I’ll be honest, I don’t really like Holocaust Museums. Oh, don’t get me wrong, it’s a story that needs to be told, as unbelievably there are still people out there who think this tragic piece of history never happened. But I just don’t like to hear about it. Aside from the obvious pain, suffering and loss of life, I’m deeply troubled by it on a much deeper level. I’m just so disappointed that my fellow human beings orchestrated these mass slaughters on the basis of religious differences. It deeply saddens me, and if I get too philosophical about it all, I end up asking myself deeply probing questions such as “What separates the Nazis from me – after all we’re the same species?” And then I leave the museum in a pretty morose mood.

But the Houston Holocaust Museum is different. Granted they do present the realities of the Holocaust, but they also offer a ray of hope with a unique installation in their back garden.

The installation includes a railroad car and a fishing boat. The railroad car was used to transport people to the death camps, and a sobering as it all is, the fishing boat offers the ray of hope. In fact, it’s a very uplifting story. The boat was used by Danish fisherman who rescued Jews, hid them in the hold and transported them beyond the Nazi reach. So even in those bad times, there were people who did the right thing. And on some level that’s comforting to know.

The docent also offered a great interpretation of it all. Along with the realities of the harsh conditions in the railroad car, he also pointed out the hope that existed on the boat. And he had a special message for the children in the group – of which there were many. He advised them to embrace the differences in the people around them, learn from them and keep an open mind – so that a tragedy like the Holocaust will never happen again. Good advice is these uncertain times.

The museum is a good choice for wheelers and slow walkers, as the wheelchair-access is excellent. There’s level access to all of the inside exhibits, accessible restrooms and wheelchairs for loan at the front desk. Additionally there’s ramp access to the railroad car, so you can roll-in and really experience it all. And there’s plenty of accessible parking in the lot across the street.

So check it out next time you’re in Houston.

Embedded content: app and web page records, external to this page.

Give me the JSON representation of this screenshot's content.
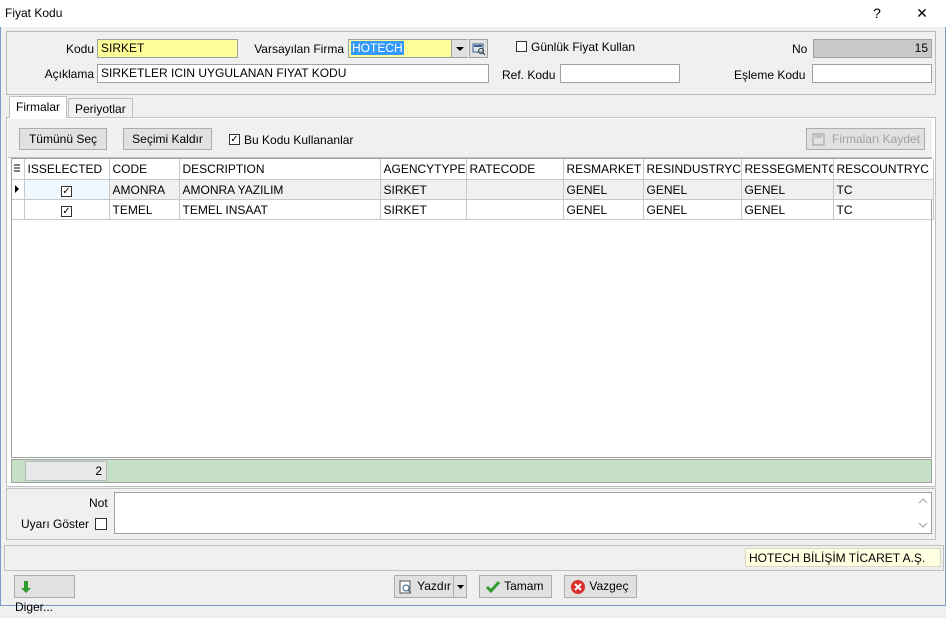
{
  "window": {
    "title": "Fiyat Kodu",
    "help_glyph": "?",
    "close_glyph": "✕"
  },
  "header": {
    "kodu_label": "Kodu",
    "kodu_value": "SIRKET",
    "varsayilan_label": "Varsayılan Firma",
    "varsayilan_value": "HOTECH",
    "gunluk_label": "Günlük Fiyat Kullan",
    "gunluk_checked": false,
    "no_label": "No",
    "no_value": "15",
    "aciklama_label": "Açıklama",
    "aciklama_value": "SIRKETLER ICIN UYGULANAN FIYAT KODU",
    "ref_label": "Ref. Kodu",
    "ref_value": "",
    "esleme_label": "Eşleme Kodu",
    "esleme_value": ""
  },
  "tabs": [
    {
      "label": "Firmalar",
      "active": true
    },
    {
      "label": "Periyotlar",
      "active": false
    }
  ],
  "toolbar": {
    "select_all": "Tümünü Seç",
    "deselect": "Seçimi Kaldır",
    "users_label": "Bu Kodu Kullananlar",
    "users_checked": true,
    "save_firms": "Firmaları Kaydet"
  },
  "grid": {
    "columns": [
      "ISSELECTED",
      "CODE",
      "DESCRIPTION",
      "AGENCYTYPE",
      "RATECODE",
      "RESMARKET",
      "RESINDUSTRYC",
      "RESSEGMENTC",
      "RESCOUNTRYC"
    ],
    "rows": [
      {
        "isselected": true,
        "code": "AMONRA",
        "description": "AMONRA YAZILIM",
        "agencytype": "SIRKET",
        "ratecode": "",
        "resmarket": "GENEL",
        "resindustry": "GENEL",
        "ressegment": "GENEL",
        "rescountry": "TC"
      },
      {
        "isselected": true,
        "code": "TEMEL",
        "description": "TEMEL INSAAT",
        "agencytype": "SIRKET",
        "ratecode": "",
        "resmarket": "GENEL",
        "resindustry": "GENEL",
        "ressegment": "GENEL",
        "rescountry": "TC"
      }
    ],
    "footer_count": "2"
  },
  "notes": {
    "not_label": "Not",
    "uyari_label": "Uyarı Göster",
    "uyari_checked": false,
    "not_value": ""
  },
  "status": {
    "company": "HOTECH BİLİŞİM TİCARET A.Ş."
  },
  "buttons": {
    "diger": "Diger...",
    "yazdir": "Yazdır",
    "tamam": "Tamam",
    "vazgec": "Vazgeç"
  },
  "colors": {
    "required_field": "#ffff99",
    "grid_footer": "#c6e0c6",
    "selection": "#3399ff"
  }
}
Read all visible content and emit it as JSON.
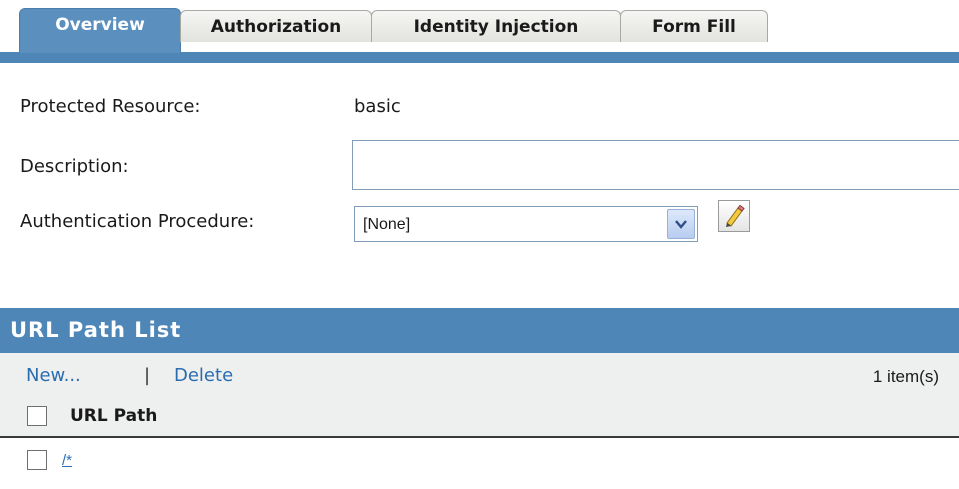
{
  "tabs": [
    {
      "label": "Overview",
      "active": true
    },
    {
      "label": "Authorization",
      "active": false
    },
    {
      "label": "Identity Injection",
      "active": false
    },
    {
      "label": "Form Fill",
      "active": false
    }
  ],
  "form": {
    "protected_resource_label": "Protected Resource:",
    "protected_resource_value": "basic",
    "description_label": "Description:",
    "description_value": "",
    "auth_procedure_label": "Authentication Procedure:",
    "auth_procedure_selected": "[None]"
  },
  "url_path_list": {
    "title": "URL Path List",
    "new_label": "New...",
    "separator": "|",
    "delete_label": "Delete",
    "item_count": "1 item(s)",
    "column_header": "URL Path",
    "rows": [
      {
        "path": "/*",
        "checked": false
      }
    ]
  },
  "colors": {
    "tab_active": "#5b8fbd",
    "header_bar": "#4f86b8",
    "link": "#2a6cb0",
    "toolbar_bg": "#eef0ef"
  },
  "icons": {
    "dropdown": "chevron-down-icon",
    "edit": "pencil-icon"
  }
}
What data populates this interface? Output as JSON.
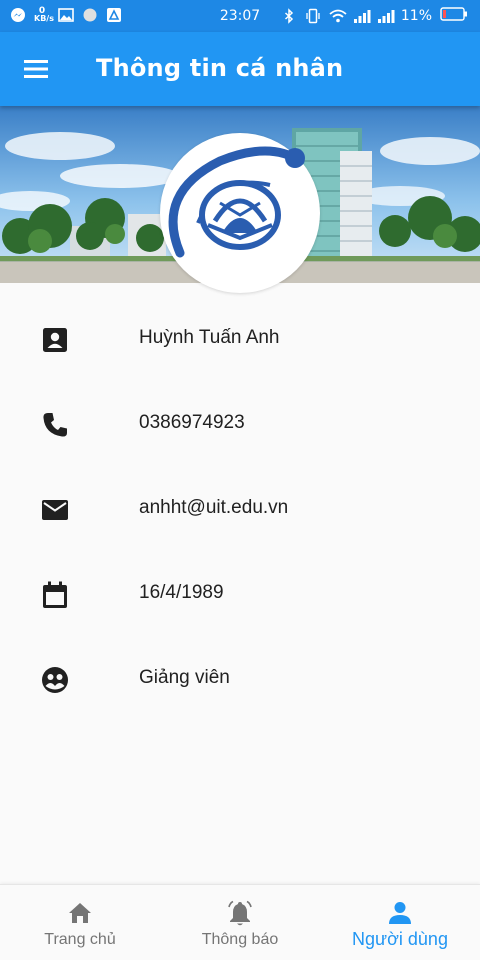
{
  "status_bar": {
    "time": "23:07",
    "battery": "11%",
    "kb_label": "KB/s",
    "left_icons": [
      "messenger-icon",
      "network-speed-icon",
      "image-icon",
      "circle-icon",
      "app-icon"
    ],
    "right_icons": [
      "bluetooth-icon",
      "vibrate-icon",
      "wifi-icon",
      "signal-icon",
      "signal-icon",
      "battery-icon"
    ]
  },
  "app_bar": {
    "title": "Thông tin cá nhân",
    "menu_icon": "menu-icon"
  },
  "banner": {
    "image": "campus-photo",
    "logo": "uit-logo"
  },
  "profile": {
    "items": [
      {
        "icon": "contact-card-icon",
        "value": "Huỳnh Tuấn Anh"
      },
      {
        "icon": "phone-icon",
        "value": "0386974923"
      },
      {
        "icon": "email-icon",
        "value": "anhht@uit.edu.vn"
      },
      {
        "icon": "calendar-icon",
        "value": "16/4/1989"
      },
      {
        "icon": "role-icon",
        "value": "Giảng viên"
      }
    ]
  },
  "bottom_nav": {
    "items": [
      {
        "label": "Trang chủ",
        "icon": "home-icon",
        "active": false
      },
      {
        "label": "Thông báo",
        "icon": "bell-icon",
        "active": false
      },
      {
        "label": "Người dùng",
        "icon": "person-icon",
        "active": true
      }
    ]
  },
  "colors": {
    "status_bar": "#1e88e5",
    "app_bar": "#2196f3",
    "accent": "#2196f3",
    "icon": "#212121",
    "inactive": "#757575",
    "background": "#fafafa"
  }
}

You’ll be glad you did. And look for my article about other accessible things to do in Space City in an upcoming issue of Emerging Horizons.